Given records:
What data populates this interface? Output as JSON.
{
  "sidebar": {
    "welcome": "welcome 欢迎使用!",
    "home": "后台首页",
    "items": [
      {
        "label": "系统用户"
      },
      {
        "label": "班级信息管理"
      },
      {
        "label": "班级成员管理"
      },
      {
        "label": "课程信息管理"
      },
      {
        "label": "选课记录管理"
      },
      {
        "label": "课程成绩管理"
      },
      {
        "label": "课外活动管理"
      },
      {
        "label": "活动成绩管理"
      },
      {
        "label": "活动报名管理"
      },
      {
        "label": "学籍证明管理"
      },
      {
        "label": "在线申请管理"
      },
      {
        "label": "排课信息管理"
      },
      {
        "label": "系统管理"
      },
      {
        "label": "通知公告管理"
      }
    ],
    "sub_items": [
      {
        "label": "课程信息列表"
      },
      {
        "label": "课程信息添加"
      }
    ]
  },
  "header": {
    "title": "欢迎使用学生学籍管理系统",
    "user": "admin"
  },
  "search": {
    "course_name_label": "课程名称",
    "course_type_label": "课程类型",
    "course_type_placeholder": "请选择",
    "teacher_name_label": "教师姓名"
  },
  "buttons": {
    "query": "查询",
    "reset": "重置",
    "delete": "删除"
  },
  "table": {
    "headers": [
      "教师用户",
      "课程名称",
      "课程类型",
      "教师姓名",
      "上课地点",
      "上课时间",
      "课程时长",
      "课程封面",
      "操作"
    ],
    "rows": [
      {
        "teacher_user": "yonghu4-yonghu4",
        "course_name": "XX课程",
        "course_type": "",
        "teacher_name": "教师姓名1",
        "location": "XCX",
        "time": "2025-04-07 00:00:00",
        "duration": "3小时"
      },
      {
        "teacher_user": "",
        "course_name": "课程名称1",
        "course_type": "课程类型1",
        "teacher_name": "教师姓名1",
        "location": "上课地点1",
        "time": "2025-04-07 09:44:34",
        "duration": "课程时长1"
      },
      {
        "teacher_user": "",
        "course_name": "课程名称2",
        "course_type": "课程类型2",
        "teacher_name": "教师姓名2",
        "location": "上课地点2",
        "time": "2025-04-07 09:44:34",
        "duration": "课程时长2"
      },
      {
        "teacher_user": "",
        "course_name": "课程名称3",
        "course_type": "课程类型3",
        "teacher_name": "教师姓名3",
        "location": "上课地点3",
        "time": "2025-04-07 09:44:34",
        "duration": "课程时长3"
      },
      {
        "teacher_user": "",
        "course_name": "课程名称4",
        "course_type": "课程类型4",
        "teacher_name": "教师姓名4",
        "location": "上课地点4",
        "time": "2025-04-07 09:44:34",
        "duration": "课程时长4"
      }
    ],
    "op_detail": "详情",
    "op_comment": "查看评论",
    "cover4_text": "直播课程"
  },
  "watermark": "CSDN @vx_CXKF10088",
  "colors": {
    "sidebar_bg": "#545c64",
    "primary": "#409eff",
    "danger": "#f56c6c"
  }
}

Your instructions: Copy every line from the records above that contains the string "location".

Answer space:
        "location": "XCX",
        "location": "上课地点1",
        "location": "上课地点2",
        "location": "上课地点3",
        "location": "上课地点4",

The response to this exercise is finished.